Miguela stared at the message, not believing what was happening. The thought that the Archmage was too interested in the bounty hunter crossed her mind more than once today, and now with this message, it seemed that the two were somehow connected. So the questions were, what did Koal know? And why did it worry the Archmage so much? It could be a scam of some sort by the bounty hunter. She wondered if she should report this to the Archmage immediately but decided that perhaps this would be best to keep as her secret for the time being. Miguela worried if she would be able to sleep, but those fears were unfounded because she fell asleep as soon as her head touched the pillow.

A note from CKJ5

If you like what you are reading, you can find more epic adventures in the Five Kingdoms universe on Amazon:

Book 1: Scourge of the Five Kingdoms


Book 2: Dogma of the Five Kingdoms


About the author


  • Tokyo, Japan

Bio: Charles K. Jordan was born and raised in the Pacific Northwest. He attended university in his home state, as well, where he studied Information Technology. After graduating, he decided to move abroad to experience more than what he had seen in the United States. He found his way to Japan in 2003, and since then, he has called Japan home.

Charles K. Jordan was always drawn to fantasy, sci-fi, and adventure. When he was a young child, the first novel he read was Bunnicula: A Rabbit-Tale of Mystery by Deborah and James Howe, and from that point, he was hooked. Since then, he has found inspiration and heroes from various writers in all forms of media. Some of his heroes include Robert Jordan, J.K. Rowling, George R.R. Martin, Quentin Tarantino, Terence Winter, Garth Ennis, and Glen Cook, just to name a few. Ever since that fateful day that led him to pick up Bunnicula, he knew his calling in life would be to create and hopefully contribute to someone’s growth and dreams.

Charles K. Jordan vowed to himself that no matter what happened in his life.
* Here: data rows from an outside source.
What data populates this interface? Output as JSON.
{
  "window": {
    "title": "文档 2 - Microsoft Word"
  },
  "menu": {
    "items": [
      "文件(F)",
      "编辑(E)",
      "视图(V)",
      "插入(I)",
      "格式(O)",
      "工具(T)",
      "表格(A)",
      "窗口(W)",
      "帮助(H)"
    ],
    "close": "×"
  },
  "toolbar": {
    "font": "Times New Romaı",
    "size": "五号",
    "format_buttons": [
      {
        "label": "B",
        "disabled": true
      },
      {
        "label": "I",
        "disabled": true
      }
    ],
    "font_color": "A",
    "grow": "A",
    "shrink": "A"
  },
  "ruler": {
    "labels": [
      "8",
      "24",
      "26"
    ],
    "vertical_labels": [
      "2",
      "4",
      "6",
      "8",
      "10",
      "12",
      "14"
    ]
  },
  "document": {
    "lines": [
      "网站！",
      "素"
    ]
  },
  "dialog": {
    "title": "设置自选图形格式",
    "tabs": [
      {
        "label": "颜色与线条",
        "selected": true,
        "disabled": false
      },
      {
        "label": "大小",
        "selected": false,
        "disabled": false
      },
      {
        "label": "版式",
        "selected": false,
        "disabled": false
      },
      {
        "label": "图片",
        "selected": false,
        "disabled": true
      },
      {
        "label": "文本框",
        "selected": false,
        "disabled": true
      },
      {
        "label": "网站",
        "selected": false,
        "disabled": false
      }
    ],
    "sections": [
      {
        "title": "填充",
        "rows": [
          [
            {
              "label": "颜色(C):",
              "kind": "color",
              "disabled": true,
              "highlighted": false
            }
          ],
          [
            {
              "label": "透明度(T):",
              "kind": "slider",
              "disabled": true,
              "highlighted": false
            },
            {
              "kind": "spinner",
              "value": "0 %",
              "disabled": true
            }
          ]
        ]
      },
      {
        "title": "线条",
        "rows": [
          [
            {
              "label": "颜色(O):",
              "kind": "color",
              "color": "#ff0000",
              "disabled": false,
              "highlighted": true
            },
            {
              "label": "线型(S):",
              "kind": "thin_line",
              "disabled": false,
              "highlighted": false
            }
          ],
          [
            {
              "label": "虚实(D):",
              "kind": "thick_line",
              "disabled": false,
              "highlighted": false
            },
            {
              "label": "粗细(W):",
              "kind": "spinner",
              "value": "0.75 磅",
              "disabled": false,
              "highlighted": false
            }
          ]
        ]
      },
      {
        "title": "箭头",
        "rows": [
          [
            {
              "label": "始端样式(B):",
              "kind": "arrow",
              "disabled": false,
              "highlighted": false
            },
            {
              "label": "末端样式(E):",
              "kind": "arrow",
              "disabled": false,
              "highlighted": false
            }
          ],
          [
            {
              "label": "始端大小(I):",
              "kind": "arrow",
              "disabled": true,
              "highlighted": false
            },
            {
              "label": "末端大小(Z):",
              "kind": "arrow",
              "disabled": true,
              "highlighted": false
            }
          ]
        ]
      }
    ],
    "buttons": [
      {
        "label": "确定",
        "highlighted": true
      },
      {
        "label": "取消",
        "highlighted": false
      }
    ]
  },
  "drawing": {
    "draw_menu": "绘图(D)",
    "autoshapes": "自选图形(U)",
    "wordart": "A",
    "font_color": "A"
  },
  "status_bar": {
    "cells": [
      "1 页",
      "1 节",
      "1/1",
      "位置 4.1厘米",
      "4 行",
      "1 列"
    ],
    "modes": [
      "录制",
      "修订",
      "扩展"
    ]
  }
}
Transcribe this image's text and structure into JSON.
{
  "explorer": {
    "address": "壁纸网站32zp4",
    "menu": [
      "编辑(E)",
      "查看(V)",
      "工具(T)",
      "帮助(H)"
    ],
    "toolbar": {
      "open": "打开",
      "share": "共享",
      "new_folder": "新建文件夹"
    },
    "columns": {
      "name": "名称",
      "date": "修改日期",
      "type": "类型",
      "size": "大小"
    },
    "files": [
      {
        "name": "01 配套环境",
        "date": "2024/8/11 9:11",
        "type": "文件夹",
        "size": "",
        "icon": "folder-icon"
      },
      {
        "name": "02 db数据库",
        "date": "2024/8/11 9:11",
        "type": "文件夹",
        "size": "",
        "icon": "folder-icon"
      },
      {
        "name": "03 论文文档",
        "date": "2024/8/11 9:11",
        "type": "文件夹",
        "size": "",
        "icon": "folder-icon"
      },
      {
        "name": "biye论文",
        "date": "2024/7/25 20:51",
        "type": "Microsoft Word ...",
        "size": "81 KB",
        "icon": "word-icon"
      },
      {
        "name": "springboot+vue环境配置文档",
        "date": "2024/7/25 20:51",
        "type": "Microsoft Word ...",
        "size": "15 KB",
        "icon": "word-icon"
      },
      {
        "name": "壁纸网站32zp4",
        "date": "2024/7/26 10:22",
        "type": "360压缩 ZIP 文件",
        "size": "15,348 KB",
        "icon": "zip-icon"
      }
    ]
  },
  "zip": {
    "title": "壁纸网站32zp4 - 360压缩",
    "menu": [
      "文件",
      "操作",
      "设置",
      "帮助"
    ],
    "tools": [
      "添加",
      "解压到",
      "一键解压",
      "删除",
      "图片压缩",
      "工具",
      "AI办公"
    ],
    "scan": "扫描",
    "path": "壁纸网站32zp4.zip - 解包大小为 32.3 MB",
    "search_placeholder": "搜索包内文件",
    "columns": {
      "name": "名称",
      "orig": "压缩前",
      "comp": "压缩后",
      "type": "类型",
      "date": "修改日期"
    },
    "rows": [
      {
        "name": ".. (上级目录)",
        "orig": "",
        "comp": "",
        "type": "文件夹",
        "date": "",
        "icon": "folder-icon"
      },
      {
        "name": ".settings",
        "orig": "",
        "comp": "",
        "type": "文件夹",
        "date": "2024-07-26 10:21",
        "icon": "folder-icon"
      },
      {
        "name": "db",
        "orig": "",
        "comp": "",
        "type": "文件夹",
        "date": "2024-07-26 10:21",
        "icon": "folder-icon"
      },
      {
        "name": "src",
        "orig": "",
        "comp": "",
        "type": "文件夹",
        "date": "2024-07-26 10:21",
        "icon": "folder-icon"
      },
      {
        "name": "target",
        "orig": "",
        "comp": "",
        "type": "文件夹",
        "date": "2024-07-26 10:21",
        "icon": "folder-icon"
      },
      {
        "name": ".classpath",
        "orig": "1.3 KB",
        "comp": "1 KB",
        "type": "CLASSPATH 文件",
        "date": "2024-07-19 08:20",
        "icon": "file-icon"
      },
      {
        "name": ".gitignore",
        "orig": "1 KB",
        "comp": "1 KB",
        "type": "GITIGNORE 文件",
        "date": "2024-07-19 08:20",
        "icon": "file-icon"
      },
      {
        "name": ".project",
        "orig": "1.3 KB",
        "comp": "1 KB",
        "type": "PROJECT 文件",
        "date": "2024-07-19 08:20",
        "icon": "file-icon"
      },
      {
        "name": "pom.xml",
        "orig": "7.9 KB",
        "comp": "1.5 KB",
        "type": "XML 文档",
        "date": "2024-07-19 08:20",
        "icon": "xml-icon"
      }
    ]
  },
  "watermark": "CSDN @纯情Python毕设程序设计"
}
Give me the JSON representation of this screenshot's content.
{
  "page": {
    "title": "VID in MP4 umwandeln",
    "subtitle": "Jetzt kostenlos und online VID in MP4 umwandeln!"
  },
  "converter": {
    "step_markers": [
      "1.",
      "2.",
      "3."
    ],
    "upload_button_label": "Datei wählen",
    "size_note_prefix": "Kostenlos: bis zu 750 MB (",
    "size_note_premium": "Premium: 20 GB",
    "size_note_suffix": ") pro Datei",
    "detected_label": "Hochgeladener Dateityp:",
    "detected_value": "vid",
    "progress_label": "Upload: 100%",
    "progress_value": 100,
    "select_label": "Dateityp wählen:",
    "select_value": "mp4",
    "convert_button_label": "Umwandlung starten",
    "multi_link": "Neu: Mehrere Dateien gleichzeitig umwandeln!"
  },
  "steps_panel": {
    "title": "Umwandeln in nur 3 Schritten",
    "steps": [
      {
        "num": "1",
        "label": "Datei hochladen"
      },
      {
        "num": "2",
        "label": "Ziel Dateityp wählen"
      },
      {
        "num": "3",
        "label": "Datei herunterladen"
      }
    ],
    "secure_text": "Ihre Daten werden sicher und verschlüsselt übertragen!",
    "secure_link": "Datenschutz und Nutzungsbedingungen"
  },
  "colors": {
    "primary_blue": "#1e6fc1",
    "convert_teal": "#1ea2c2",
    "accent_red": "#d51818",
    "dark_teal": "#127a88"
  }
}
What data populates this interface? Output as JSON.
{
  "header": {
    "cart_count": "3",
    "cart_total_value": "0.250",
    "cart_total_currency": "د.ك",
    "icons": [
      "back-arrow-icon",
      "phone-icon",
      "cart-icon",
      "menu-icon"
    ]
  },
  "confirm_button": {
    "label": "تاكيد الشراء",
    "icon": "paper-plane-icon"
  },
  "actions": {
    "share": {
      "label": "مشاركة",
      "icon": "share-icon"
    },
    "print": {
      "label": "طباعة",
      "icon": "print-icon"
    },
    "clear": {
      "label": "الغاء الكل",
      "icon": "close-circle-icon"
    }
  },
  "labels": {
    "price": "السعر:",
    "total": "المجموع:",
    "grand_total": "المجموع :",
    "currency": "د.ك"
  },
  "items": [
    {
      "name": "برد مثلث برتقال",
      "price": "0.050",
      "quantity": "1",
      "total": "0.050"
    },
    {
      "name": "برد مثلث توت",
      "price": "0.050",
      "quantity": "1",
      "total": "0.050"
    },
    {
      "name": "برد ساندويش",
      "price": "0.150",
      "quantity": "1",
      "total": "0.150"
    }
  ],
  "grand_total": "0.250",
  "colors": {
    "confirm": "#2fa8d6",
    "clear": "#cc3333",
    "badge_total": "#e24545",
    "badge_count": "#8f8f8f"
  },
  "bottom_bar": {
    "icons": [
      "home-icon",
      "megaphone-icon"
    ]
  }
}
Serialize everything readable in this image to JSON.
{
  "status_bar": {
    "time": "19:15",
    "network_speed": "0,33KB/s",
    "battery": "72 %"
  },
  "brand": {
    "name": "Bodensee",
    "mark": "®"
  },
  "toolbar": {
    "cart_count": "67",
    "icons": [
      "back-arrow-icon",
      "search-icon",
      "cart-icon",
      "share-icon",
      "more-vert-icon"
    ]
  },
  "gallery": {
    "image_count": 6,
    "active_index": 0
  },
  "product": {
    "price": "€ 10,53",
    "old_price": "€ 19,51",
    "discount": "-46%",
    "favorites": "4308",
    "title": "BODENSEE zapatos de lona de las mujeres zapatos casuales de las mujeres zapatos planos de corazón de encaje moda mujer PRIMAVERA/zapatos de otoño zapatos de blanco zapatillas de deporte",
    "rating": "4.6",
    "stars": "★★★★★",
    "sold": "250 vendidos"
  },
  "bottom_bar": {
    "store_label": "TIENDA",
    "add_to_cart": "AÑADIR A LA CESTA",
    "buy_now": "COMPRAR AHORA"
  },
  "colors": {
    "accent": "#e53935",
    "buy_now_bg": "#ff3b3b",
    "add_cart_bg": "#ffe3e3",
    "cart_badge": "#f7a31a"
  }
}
He would never stop dreaming, writing, and creating.

The Five Kingdoms of Cordizal series available on Amazon:

Book 1: Scourge of the Five Kingdoms

Book 2: Dogma of the Five Kingdoms

Log in to comment
Log In

Log in to comment
Log In